Knowledge and Insights
Is the recapture of unpaid royalties worth the time, effort and expense that comes with an audit? As revenues are increasingly generated from licensing agreements, licensees continue to incorrectly report royalties and underpay royalty payments owed. Incorporating license management, specifically, royalty audits, into your compliance program can result in increased profits, risk mitigation and stronger relationships with licensees.
With anticipated growth in the intellectual property (IP) rights and royalty management market from $4.28 billion in 2016 to $12.68 billion by 2021 , a compounded annual growth rate of 24.2%, the growth of the IP market is being driven by an increasing need for protection of IP assets (IPAs). Accordingly, using various forms of licenses, the owner of the IP engages in distribution and marketing of the IP by imposing terms on the condition and use of the IPAs. As you assess your organization’s contractual relationships, here are a few considerations you may want to evaluate as you incorporate royalty audits into your organization’s compliance program.
First, What is a Royalty Audit?

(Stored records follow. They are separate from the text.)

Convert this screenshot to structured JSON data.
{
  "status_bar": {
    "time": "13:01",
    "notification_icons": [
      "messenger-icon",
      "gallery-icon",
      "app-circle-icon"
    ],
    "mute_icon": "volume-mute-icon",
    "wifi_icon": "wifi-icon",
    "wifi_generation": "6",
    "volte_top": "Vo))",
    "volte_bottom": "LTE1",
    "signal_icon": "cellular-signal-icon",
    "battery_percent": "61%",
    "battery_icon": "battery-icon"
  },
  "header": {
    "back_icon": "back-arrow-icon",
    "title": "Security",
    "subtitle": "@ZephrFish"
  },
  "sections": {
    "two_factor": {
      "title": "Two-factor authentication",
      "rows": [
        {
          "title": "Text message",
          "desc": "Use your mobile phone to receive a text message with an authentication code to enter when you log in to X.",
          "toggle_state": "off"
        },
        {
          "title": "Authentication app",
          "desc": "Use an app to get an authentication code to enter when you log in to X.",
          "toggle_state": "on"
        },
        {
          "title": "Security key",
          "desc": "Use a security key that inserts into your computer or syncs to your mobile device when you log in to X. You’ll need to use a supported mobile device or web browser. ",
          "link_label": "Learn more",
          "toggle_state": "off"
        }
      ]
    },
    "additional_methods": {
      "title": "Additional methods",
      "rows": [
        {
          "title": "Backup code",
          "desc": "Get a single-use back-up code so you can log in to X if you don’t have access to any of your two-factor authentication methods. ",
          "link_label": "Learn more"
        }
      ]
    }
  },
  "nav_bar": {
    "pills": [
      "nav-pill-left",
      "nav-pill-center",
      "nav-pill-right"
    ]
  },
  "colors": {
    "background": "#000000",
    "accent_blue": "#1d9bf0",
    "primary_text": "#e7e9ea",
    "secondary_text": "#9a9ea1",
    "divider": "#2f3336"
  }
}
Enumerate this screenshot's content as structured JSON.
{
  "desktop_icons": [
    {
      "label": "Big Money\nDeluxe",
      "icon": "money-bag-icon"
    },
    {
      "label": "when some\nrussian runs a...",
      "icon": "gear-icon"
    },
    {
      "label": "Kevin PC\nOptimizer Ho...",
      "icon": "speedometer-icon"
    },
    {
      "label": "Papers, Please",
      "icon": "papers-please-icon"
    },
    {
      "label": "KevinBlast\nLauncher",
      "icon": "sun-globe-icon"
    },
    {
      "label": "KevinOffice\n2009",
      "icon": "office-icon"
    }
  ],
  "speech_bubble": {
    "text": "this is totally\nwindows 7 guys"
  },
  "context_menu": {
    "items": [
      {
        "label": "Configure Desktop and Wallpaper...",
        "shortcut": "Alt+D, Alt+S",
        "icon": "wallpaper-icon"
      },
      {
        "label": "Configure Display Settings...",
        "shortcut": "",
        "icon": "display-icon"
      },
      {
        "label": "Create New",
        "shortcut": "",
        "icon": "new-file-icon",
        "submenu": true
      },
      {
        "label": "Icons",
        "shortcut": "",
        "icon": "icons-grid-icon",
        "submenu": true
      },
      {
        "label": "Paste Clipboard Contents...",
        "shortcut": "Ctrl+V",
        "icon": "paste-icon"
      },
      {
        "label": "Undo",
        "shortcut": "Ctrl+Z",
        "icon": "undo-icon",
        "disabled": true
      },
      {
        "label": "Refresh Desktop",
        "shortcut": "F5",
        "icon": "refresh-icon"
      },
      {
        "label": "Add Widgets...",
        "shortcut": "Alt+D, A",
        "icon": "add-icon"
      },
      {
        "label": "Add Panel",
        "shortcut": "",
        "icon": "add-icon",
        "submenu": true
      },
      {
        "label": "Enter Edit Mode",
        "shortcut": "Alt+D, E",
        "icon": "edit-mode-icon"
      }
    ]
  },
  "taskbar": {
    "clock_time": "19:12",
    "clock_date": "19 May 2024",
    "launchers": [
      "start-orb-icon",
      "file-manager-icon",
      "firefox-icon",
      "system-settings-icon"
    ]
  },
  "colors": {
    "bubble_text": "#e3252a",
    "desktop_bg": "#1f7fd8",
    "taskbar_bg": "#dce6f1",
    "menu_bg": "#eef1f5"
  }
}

In its most basic form, a royalty audit is an inspection of financial records to determine whether a licensor (the owner of a patent/license/franchise) is being paid the correct royalty fees by the licensee (the user of a patent/license/franchise), based on the terms and conditions set forth in a licensing agreement. A royalty audit is commonly segmented into two levels of analysis. The first is an organizational assessment of patterns in licensees’ data, followed by testing of specific financial transactions. To identify patterns in the data, an auditor may develop benchmarks based on historical activity under the agreement, predictive analytics or industry trends. Any deviations from these benchmarks may provide a framework for the second level – transactional testing. The auditor will then perform transactional testing, inquiries with key personnel and inspection of source documentation, which may include profit and loss statements, detailed sales reports, inventory records and invoices.
Who Conducts Royalty Audits?
Utilization of an independent third party, specifically a Certified Public Accountant (CPA) with experience performing royalty audits, can provide for an effective and efficient audit. CPAs who perform royalty audits can adapt their knowledge of internal controls, systems of reporting and records maintained by licensees and licensors, to specific license agreements. If there are a significant amount of under-reported sales suspected or there is speculation that the process may be contentious or lead to litigation, a forensic accountant, with litigation support and testifying experience, may prove useful in such instances.
What are the Common Findings of Royalty Audits?
Due to the inherent operational nature of royalty accounting systems and the required human element in the royalty reporting process, most royalty audits will result in some amount of underreported sales and unpaid royalties. These amounts can vary by industry.
Intentional misstatements are generally rare related to royalty calculations. Instead, common causes of underreporting and unpaid royalties include:
- Mathematical errors or miscalculations, such as a formula discrepancy in calculation worksheets;
- Discrepancies in contract interpretations;
- Input mistakes because of human error; and
- Inadequate accounting systems, which may include non-automated functions.
In some instances, the findings from a royalty audit may favor the licensee, in which case the licensor must be prepared to return the overpayment. However, exemplifying to your licensee or franchisee that your organization encourages honest reporting ultimately builds trust among all the stakeholders in a licensing arrangement. In addition to monetary results, royalty audits add value to the compliance process prospectively, by identifying weaknesses in the process, affirming the integrity and competence of the licensor, and strengthening the relationship between the licensor and licensee. In the end, those are benefits that seem to make both dollars and sense.
If you or your organization need advice on audit or compliance-related issues, please contact me at firstname.lastname@example.org or 609-689-9700.
 MarketsandMarkets™, 2016